A Basic 3 day seminar on Insomnia

Posted almost 3 years ago by John Stevens

I would like to share some information with you regarding the availability of CE trainings for CBT-I, Cognitive Behavioral Therapy for Insomnia. We have several non-profit educational offerings that we're hoping will be of interest to your membership and that you'll be willing to recommend this to your constituency via your list serve, blog, or newsletter.

Why is the treatment of insomnia of interest? After a long while and lots of debate, the answer is clear: Insomnia is now classified as a disorder (vs. a symptom) in the DSM-5 and the ICSD-3. The implication of this change is that chronic insomnia should be treated as primary disorder regardless if it occurs comorbidly with other disorders. This significant change in perspective came about through meticulous research that has demonstrated that insomnia:
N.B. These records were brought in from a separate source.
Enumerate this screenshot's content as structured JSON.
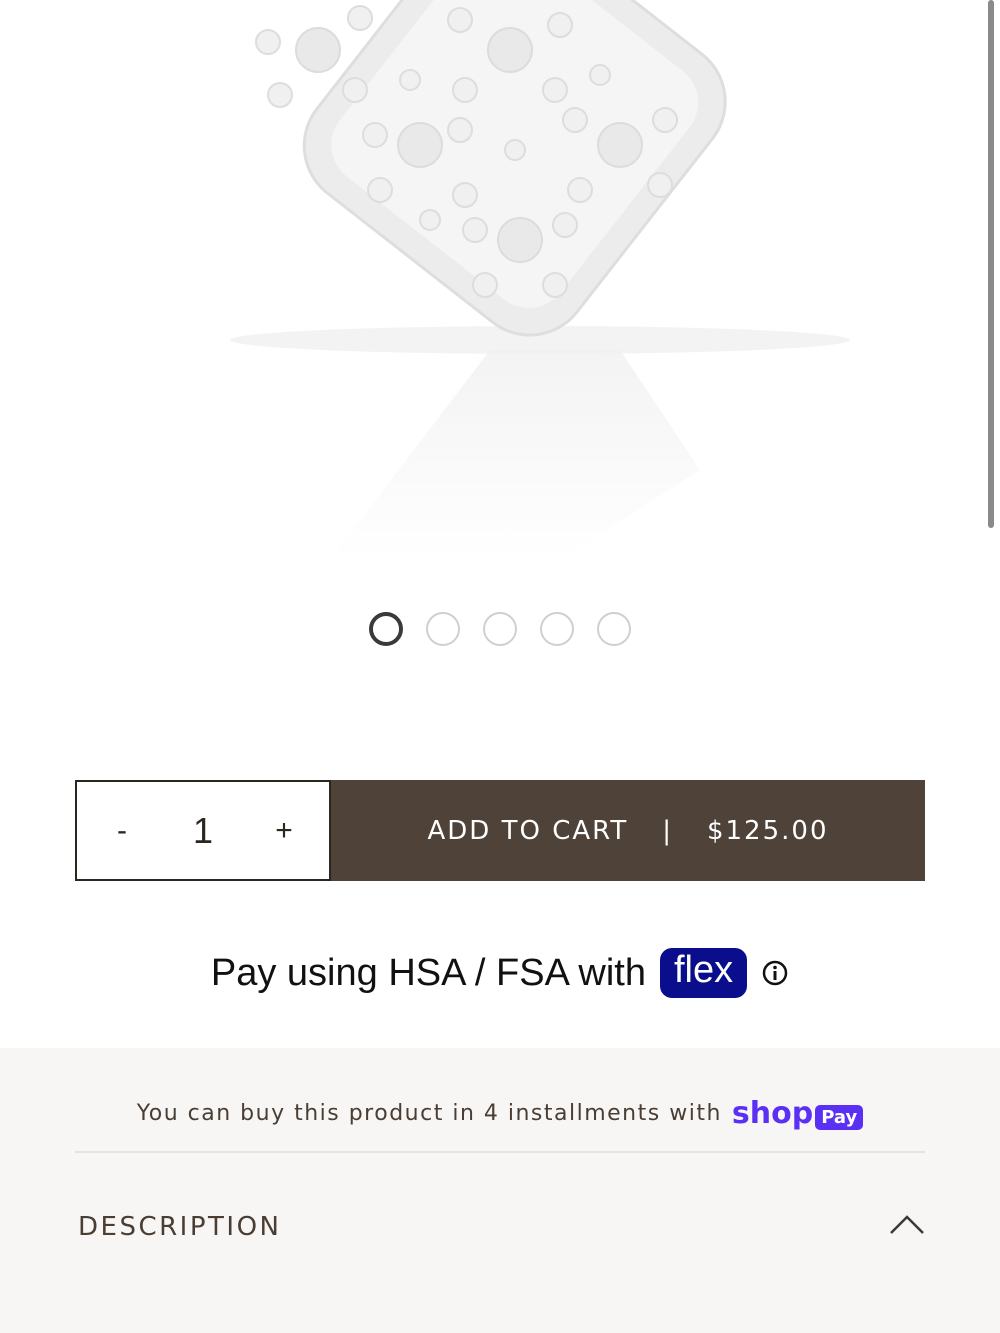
{
  "carousel": {
    "slide_count": 5,
    "active_index": 0
  },
  "quantity": {
    "minus": "-",
    "value": "1",
    "plus": "+"
  },
  "cart": {
    "label": "ADD TO CART",
    "separator": "|",
    "price": "$125.00"
  },
  "hsa": {
    "text": "Pay using HSA / FSA with",
    "badge": "flex"
  },
  "installments": {
    "text": "You can buy this product in 4 installments with",
    "shop": "shop",
    "pay": "Pay"
  },
  "description": {
    "title": "DESCRIPTION"
  },
  "colors": {
    "cart_bg": "#4f4238",
    "flex_blue": "#0a0e8c",
    "shop_purple": "#5a31f4"
  }
}
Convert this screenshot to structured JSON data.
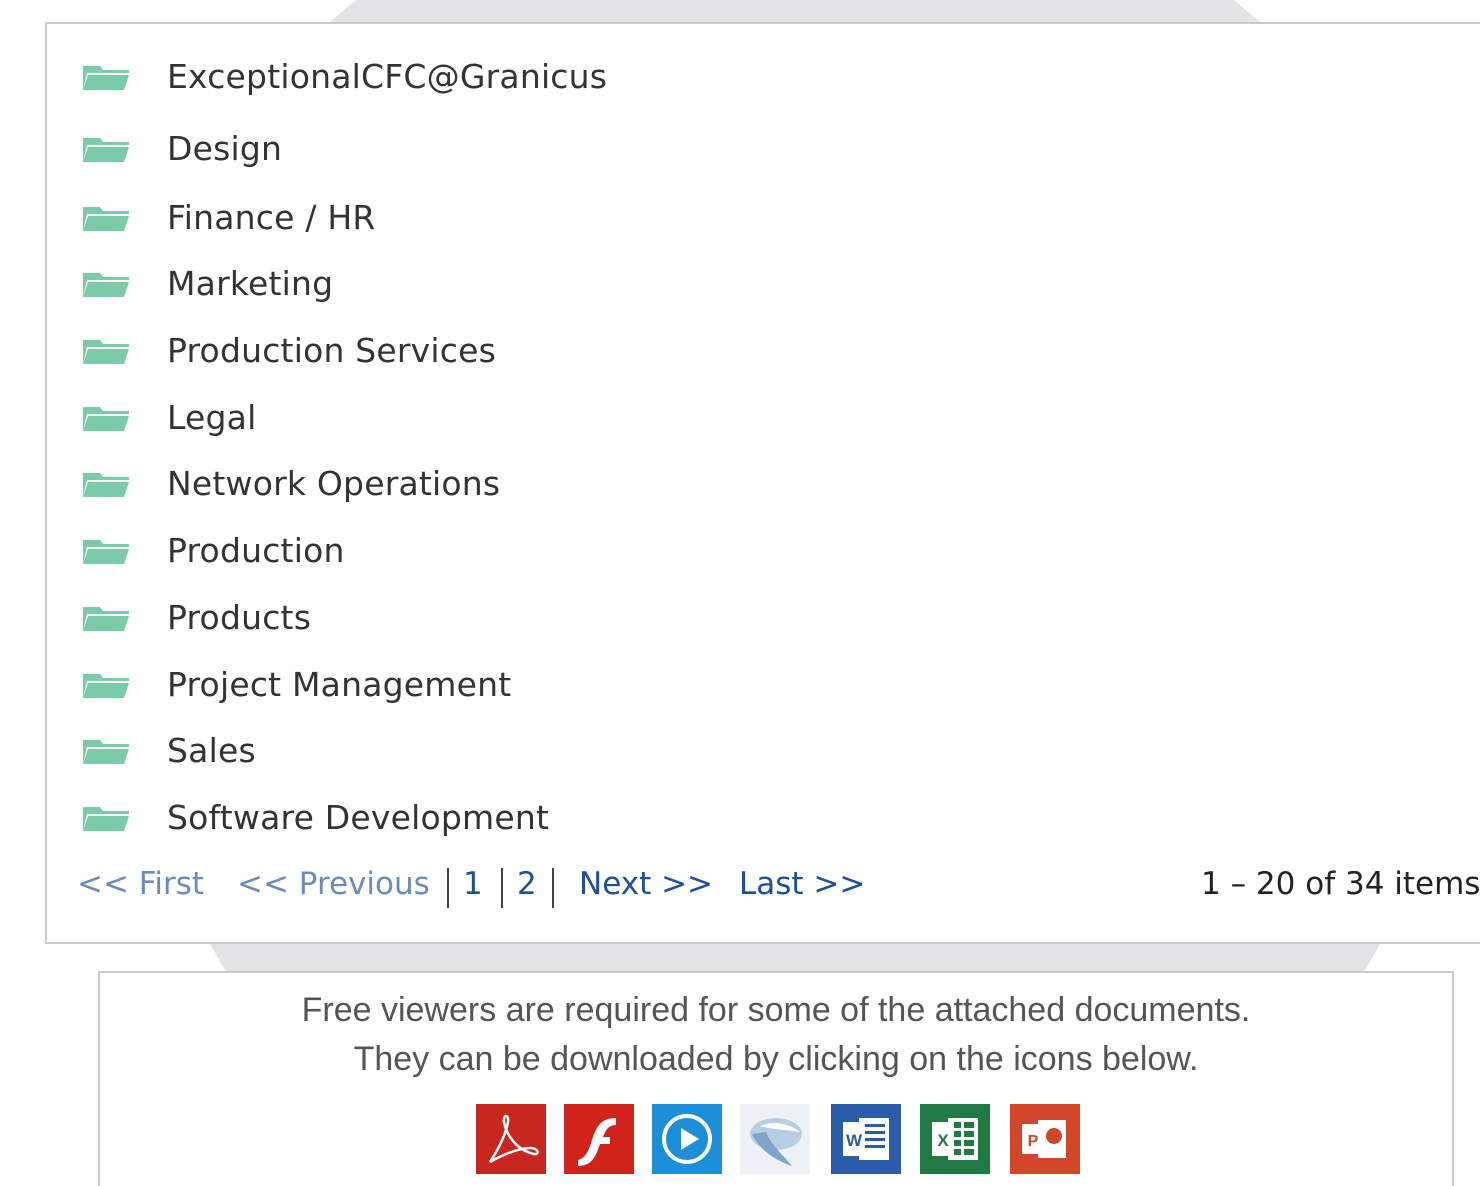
{
  "folders": [
    {
      "label": "ExceptionalCFC@Granicus"
    },
    {
      "label": "Design"
    },
    {
      "label": "Finance / HR"
    },
    {
      "label": "Marketing"
    },
    {
      "label": "Production Services"
    },
    {
      "label": "Legal"
    },
    {
      "label": "Network Operations"
    },
    {
      "label": "Production"
    },
    {
      "label": "Products"
    },
    {
      "label": "Project Management"
    },
    {
      "label": "Sales"
    },
    {
      "label": "Software Development"
    }
  ],
  "pager": {
    "first": "<< First",
    "previous": "<< Previous",
    "pages": [
      "1",
      "2"
    ],
    "next": "Next >>",
    "last": "Last >>",
    "count": "1 – 20 of 34 items"
  },
  "viewers": {
    "line1": "Free viewers are required for some of the attached documents.",
    "line2": "They can be downloaded by clicking on the icons below.",
    "icons": [
      "adobe-reader-icon",
      "flash-player-icon",
      "windows-media-player-icon",
      "silverlight-icon",
      "word-viewer-icon",
      "excel-viewer-icon",
      "powerpoint-viewer-icon"
    ]
  },
  "colors": {
    "folder": "#7ccba8",
    "link": "#1d4f9e",
    "link_disabled": "#6c8bbd",
    "text": "#333333",
    "border": "#c9cacc"
  }
}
- is often a prodrome or possible risk factor for a variety of medical and psychiatric disorders

- severity varies independently of the "Parent Disorder" (aka comorbid disorders)

- does not tend to remit, even with successful treatment of the "Parent Disorder", and therefore serves as a risk factor for relapse

- responds very well to CBT-I, regardless of whether it is a primary disorder or comorbid with other disorders

- produces significant gains in illnesses that occur co-morbidly with it (this is esp. clear for depression).

Given these factors, the sheer prevalence of insomnia (about 10% of the population, 50% of primary care patients, and about 80% of Axis 1 disorders) and the recent press (both popular and professional) about CBT-I, it is our hope that the leadership of your clinical society will view CE education of the types we offer as useful. If so, please feel free to distribute the information below.

The educational activities that may be of interest to your membership are as follows:

A Basic three day seminar (http://www.med.upenn.edu/cbti/index.html)
An Advanced three day seminar (http://www.med.upenn.edu/cbti/index.html)

If you have further questions, please don't hesitate to visit our web site or to write me directly.

Sincerely
Michael Perlis
Associate Professor, Psychiatry - University of Pennsylvania
Director, Behavioral Sleep Medicine Program - University of Pennsylvania